R.S.V.P. V, Senga Nengudi, 1976. Nylon, mesh and sand, 48 x 36 x 2 in. Image courtesy of www.studiomuseum.org
We are six. No, you are six and I am eight, and our feet, they are moving in clumsy circles on the tiles of our kitchen floor, and we are hugging so tightly that I can feel your breath on my ear, hot in a way that makes me want to say Yuck but I want to win this game so I do not pull away. It is like we are playing thumb wars but with our feet; mine are on yours, then yours on mine and the grit from the bottom of your feet rubs off onto the tops of mine and I make a face and tell you: You are disgusting, to which you reply: But nothing like you, and round and round we go and now both of us are laughing so hard we can’t even hear the sound of Mom watching the 9 pm news in the sitting room. The curtain is pulled to one side so we can see the sky and we will call our game, this cross between a lover’s dance and thumb wars, “A Dance in the Moonlight”. You start to sing, repeating the phrase over and over again, and I start to sing too, and our voices sound not too different from the way the stray cats do when they fight one another for leftovers when someone has left the trash uncovered, but I will remember this tune, still, when I am twenty-one.
- This summer, members of the Harvard Advocate will wax poetic on one theme. Features member Noah Pisner ’14 introduces Moonshine, which will last through August.
L’Amour au théâtre italien, Antoine Watteau, c. 1716. Image courtesy of makeyourideasart.com
Here they come: three stone-faced bootleggers with their shirts tucked into their coveralls driving Chevys out of the laurel to sell moonshine in bottles in the pavilion parking lot. Here they come: the three of them now finished with their breakfast, their stomachs full of biscuits and gravy and kraut. Here they come, my friend says. He tells me they come here often.

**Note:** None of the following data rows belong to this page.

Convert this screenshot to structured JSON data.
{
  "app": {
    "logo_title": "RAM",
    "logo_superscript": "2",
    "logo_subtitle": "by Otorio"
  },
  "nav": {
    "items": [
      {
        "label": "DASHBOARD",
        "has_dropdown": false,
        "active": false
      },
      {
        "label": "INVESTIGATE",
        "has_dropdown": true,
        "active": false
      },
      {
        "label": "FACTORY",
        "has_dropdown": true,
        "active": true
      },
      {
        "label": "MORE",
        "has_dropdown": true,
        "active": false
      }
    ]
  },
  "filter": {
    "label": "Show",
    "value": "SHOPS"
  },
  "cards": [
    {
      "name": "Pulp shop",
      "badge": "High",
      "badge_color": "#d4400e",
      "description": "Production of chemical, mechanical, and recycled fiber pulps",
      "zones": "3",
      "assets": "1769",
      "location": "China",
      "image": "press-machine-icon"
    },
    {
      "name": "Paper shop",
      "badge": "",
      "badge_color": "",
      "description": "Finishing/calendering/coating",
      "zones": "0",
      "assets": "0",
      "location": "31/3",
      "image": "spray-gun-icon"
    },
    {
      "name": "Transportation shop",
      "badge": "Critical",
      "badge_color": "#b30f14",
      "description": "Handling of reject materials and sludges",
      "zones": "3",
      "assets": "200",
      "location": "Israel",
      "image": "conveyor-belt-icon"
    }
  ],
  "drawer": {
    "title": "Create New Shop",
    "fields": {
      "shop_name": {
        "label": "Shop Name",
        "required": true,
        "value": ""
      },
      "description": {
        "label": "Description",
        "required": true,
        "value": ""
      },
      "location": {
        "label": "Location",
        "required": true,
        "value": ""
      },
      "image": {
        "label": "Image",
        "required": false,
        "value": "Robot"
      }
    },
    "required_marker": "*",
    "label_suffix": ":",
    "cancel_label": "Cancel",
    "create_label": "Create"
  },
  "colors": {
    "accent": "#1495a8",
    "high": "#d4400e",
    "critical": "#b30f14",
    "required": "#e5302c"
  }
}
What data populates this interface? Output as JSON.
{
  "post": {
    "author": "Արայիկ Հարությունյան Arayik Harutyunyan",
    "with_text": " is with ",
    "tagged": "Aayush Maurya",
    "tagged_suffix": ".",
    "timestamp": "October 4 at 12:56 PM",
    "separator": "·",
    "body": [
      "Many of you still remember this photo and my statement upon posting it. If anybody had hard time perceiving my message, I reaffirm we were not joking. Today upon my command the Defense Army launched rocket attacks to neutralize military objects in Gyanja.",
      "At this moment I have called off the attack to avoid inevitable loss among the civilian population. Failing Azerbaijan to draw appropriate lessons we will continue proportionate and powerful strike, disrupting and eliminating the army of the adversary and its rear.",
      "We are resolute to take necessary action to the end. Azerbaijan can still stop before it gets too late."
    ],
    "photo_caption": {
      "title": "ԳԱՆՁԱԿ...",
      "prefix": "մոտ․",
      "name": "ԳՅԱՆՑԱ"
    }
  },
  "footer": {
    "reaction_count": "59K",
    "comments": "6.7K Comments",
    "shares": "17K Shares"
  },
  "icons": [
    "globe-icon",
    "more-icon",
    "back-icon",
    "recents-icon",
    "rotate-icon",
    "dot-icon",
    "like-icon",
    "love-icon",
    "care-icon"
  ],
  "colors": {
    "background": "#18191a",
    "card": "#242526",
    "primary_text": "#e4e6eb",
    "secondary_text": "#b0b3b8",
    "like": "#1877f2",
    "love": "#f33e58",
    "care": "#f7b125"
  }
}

We’re seven miles from the highway. It’s just past dawn. Some farm kids are out running dogs. The first bootlegger jabs the air with his index finger: No-no-no, it’s the special pussy, man, way back in the back. Which part of a truck bed is the back? I lift the tarpaulin further along and my friend quickly moves for a different set of jars — is he guessing? The second bootlegger heaves back with his kitchen table drawl: Boss uh-huh boss. I guess he’s not guessing. The third bootlegger, an Iraq vet, explains he’s been drinking hooch since his mother first tried to get rid of him in utero by chugging two quarts of it.
They ask my friend and I if we’ve ever drunk moonshine before. I lie.